• **Records shown**:
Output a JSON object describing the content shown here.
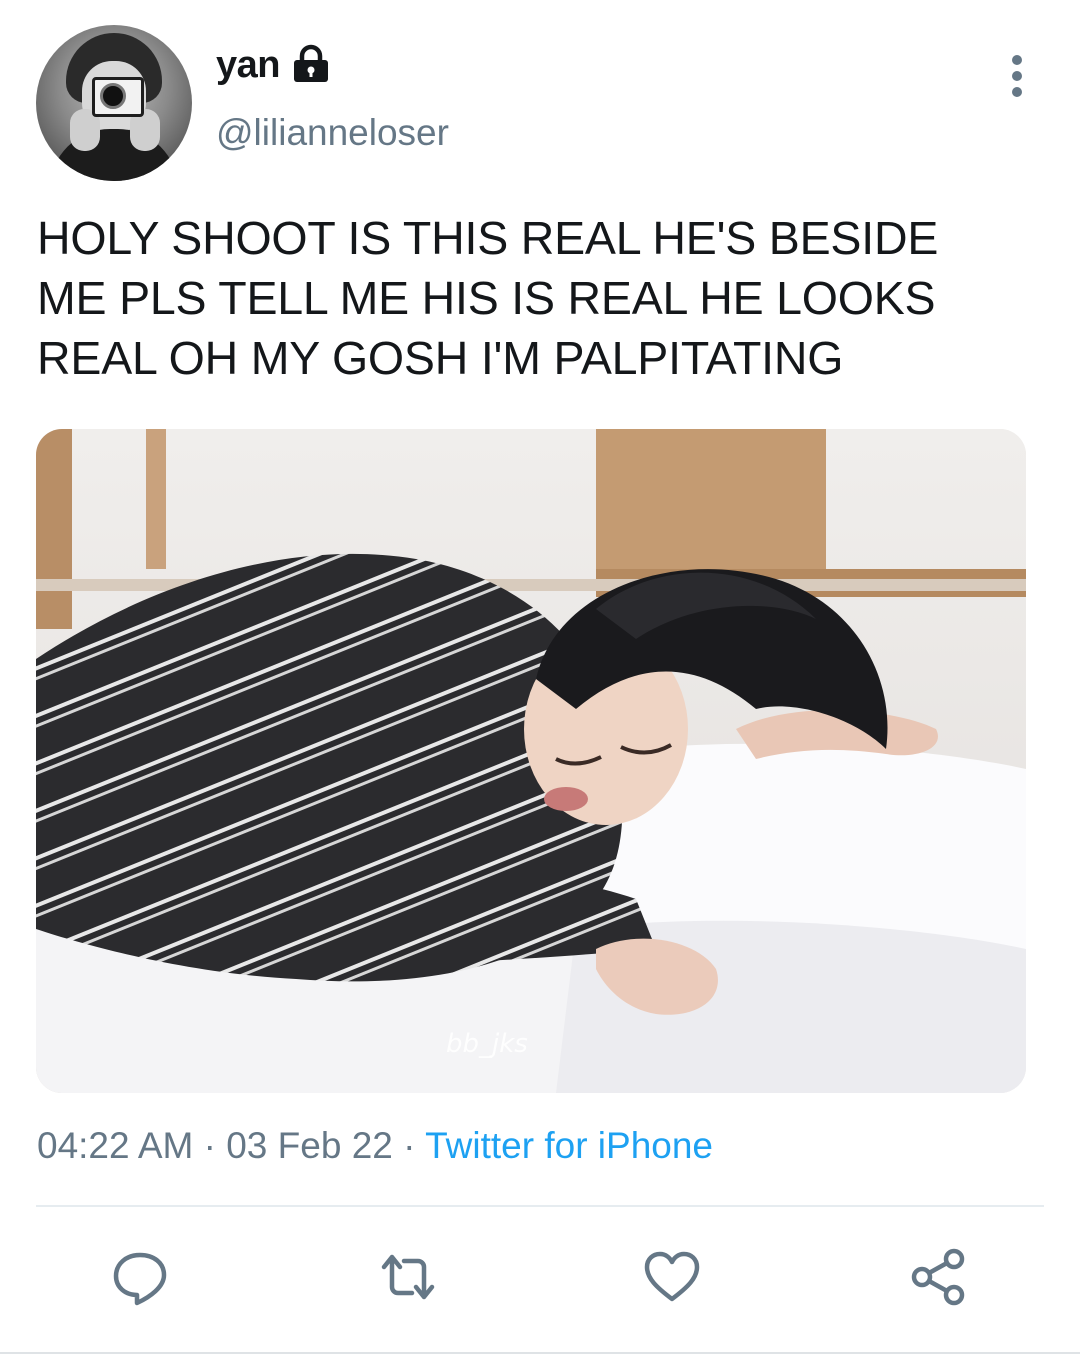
{
  "user": {
    "display_name": "yan",
    "handle": "@lilianneloser",
    "protected_icon": "lock-icon",
    "avatar_icon": "avatar"
  },
  "tweet": {
    "text": "HOLY SHOOT IS THIS REAL HE'S BESIDE\nME PLS TELL ME HIS IS REAL HE LOOKS\nREAL OH MY GOSH I'M PALPITATING",
    "media": {
      "description_icon": "photo",
      "watermark": "bb_jks"
    },
    "time": "04:22 AM",
    "date": "03 Feb 22",
    "separator": " · ",
    "source": "Twitter for iPhone"
  },
  "menu_icon": "more-vertical-icon",
  "actions": [
    {
      "icon": "reply-icon"
    },
    {
      "icon": "retweet-icon"
    },
    {
      "icon": "like-icon"
    },
    {
      "icon": "share-icon"
    }
  ],
  "colors": {
    "text": "#14171a",
    "secondary": "#657786",
    "link": "#1da1f2",
    "divider": "#e6ecf0"
  }
}
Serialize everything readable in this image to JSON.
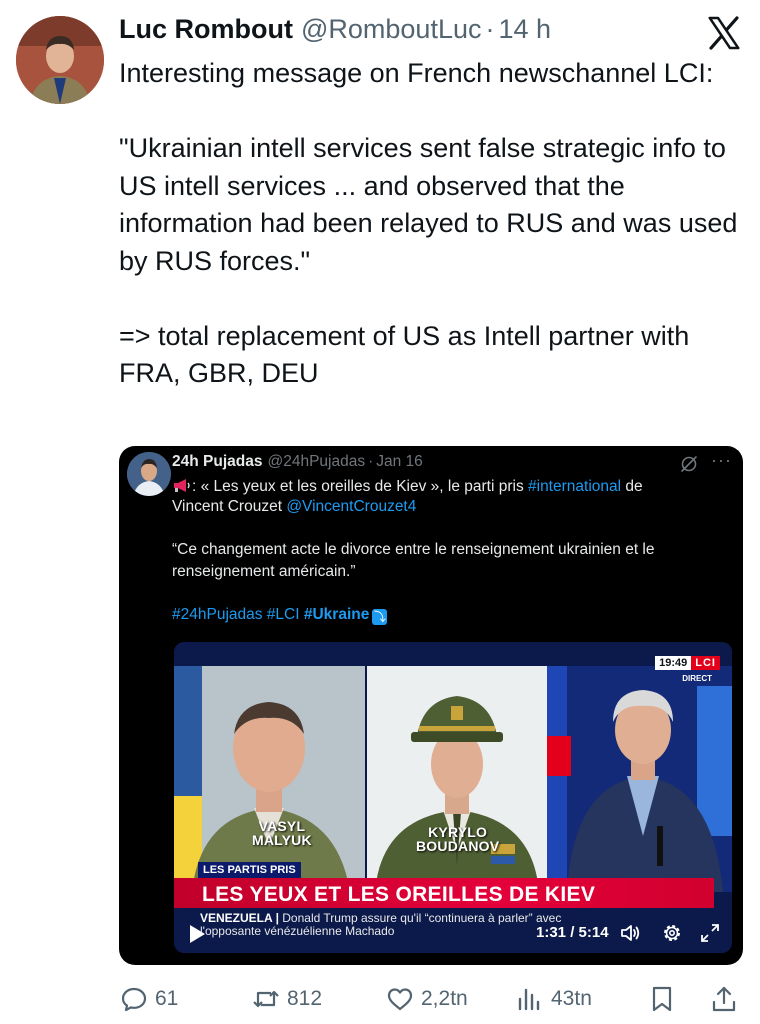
{
  "post": {
    "author_name": "Luc Rombout",
    "author_handle": "@RomboutLuc",
    "separator": "·",
    "time": "14 h",
    "text": "Interesting message on French newschannel LCI:\n\n\"Ukrainian intell services sent false strategic info to US intell services ... and observed that the information had been relayed to RUS and was used by RUS forces.\"\n\n=> total replacement of US as Intell partner with FRA, GBR, DEU"
  },
  "embedded": {
    "author_name": "24h Pujadas",
    "author_handle": "@24hPujadas",
    "separator": "·",
    "date": "Jan 16",
    "more": "···",
    "line1_text": ": « Les yeux et les oreilles de Kiev », le parti pris ",
    "line1_hashtag": "#international",
    "line1_end": " de",
    "line2_text": "Vincent Crouzet ",
    "line2_mention": "@VincentCrouzet4",
    "quote_line1": "“Ce changement acte le divorce entre le renseignement ukrainien et le",
    "quote_line2": "renseignement américain.”",
    "hashtags_1": "#24hPujadas #LCI ",
    "hashtags_2": "#Ukraine",
    "arrow": "⤵"
  },
  "video": {
    "caption_left_1": "VASYL",
    "caption_left_2": "MALYUK",
    "caption_mid_1": "KYRYLO",
    "caption_mid_2": "BOUDANOV",
    "clock": "19:49",
    "channel": "LCI",
    "live_label": "DIRECT",
    "tag": "LES PARTIS PRIS",
    "headline": "LES YEUX ET LES OREILLES DE KIEV",
    "ticker_bold": "VENEZUELA |",
    "ticker_line1": " Donald Trump assure qu'il “continuera à parler” avec",
    "ticker_line2": "l'opposante vénézuélienne Machado",
    "playback_time": "1:31 / 5:14"
  },
  "actions": {
    "replies": "61",
    "reposts": "812",
    "likes": "2,2tn",
    "views": "43tn"
  },
  "icons": [
    "x-logo-icon",
    "grok-icon",
    "megaphone-icon",
    "play-icon",
    "volume-icon",
    "settings-gear-icon",
    "fullscreen-icon",
    "reply-icon",
    "repost-icon",
    "like-heart-icon",
    "views-icon",
    "bookmark-icon",
    "share-icon"
  ],
  "colors": {
    "link": "#1d9bf0",
    "muted": "#536471",
    "text": "#0f1419",
    "embed_bg": "#000000",
    "lci_red": "#e3001b"
  }
}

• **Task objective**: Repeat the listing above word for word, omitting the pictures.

• **Problem solution**:
Output a JSON object describing the content shown here.
{
  "user": {
    "display_name": "yan",
    "handle": "@lilianneloser",
    "protected_icon": "lock-icon",
    "avatar_icon": "avatar"
  },
  "tweet": {
    "text": "HOLY SHOOT IS THIS REAL HE'S BESIDE\nME PLS TELL ME HIS IS REAL HE LOOKS\nREAL OH MY GOSH I'M PALPITATING",
    "media": {
      "description_icon": "photo",
      "watermark": "bb_jks"
    },
    "time": "04:22 AM",
    "date": "03 Feb 22",
    "separator": " · ",
    "source": "Twitter for iPhone"
  },
  "menu_icon": "more-vertical-icon",
  "actions": [
    {
      "icon": "reply-icon"
    },
    {
      "icon": "retweet-icon"
    },
    {
      "icon": "like-icon"
    },
    {
      "icon": "share-icon"
    }
  ],
  "colors": {
    "text": "#14171a",
    "secondary": "#657786",
    "link": "#1da1f2",
    "divider": "#e6ecf0"
  }
}
Serialize everything readable in this image to JSON.
{
  "post": {
    "author_name": "Luc Rombout",
    "author_handle": "@RomboutLuc",
    "separator": "·",
    "time": "14 h",
    "text": "Interesting message on French newschannel LCI:\n\n\"Ukrainian intell services sent false strategic info to US intell services ... and observed that the information had been relayed to RUS and was used by RUS forces.\"\n\n=> total replacement of US as Intell partner with FRA, GBR, DEU"
  },
  "embedded": {
    "author_name": "24h Pujadas",
    "author_handle": "@24hPujadas",
    "separator": "·",
    "date": "Jan 16",
    "more": "···",
    "line1_text": ": « Les yeux et les oreilles de Kiev », le parti pris ",
    "line1_hashtag": "#international",
    "line1_end": " de",
    "line2_text": "Vincent Crouzet ",
    "line2_mention": "@VincentCrouzet4",
    "quote_line1": "“Ce changement acte le divorce entre le renseignement ukrainien et le",
    "quote_line2": "renseignement américain.”",
    "hashtags_1": "#24hPujadas #LCI ",
    "hashtags_2": "#Ukraine",
    "arrow": "⤵"
  },
  "video": {
    "caption_left_1": "VASYL",
    "caption_left_2": "MALYUK",
    "caption_mid_1": "KYRYLO",
    "caption_mid_2": "BOUDANOV",
    "clock": "19:49",
    "channel": "LCI",
    "live_label": "DIRECT",
    "tag": "LES PARTIS PRIS",
    "headline": "LES YEUX ET LES OREILLES DE KIEV",
    "ticker_bold": "VENEZUELA |",
    "ticker_line1": " Donald Trump assure qu'il “continuera à parler” avec",
    "ticker_line2": "l'opposante vénézuélienne Machado",
    "playback_time": "1:31 / 5:14"
  },
  "actions": {
    "replies": "61",
    "reposts": "812",
    "likes": "2,2tn",
    "views": "43tn"
  },
  "icons": [
    "x-logo-icon",
    "grok-icon",
    "megaphone-icon",
    "play-icon",
    "volume-icon",
    "settings-gear-icon",
    "fullscreen-icon",
    "reply-icon",
    "repost-icon",
    "like-heart-icon",
    "views-icon",
    "bookmark-icon",
    "share-icon"
  ],
  "colors": {
    "link": "#1d9bf0",
    "muted": "#536471",
    "text": "#0f1419",
    "embed_bg": "#000000",
    "lci_red": "#e3001b"
  }
}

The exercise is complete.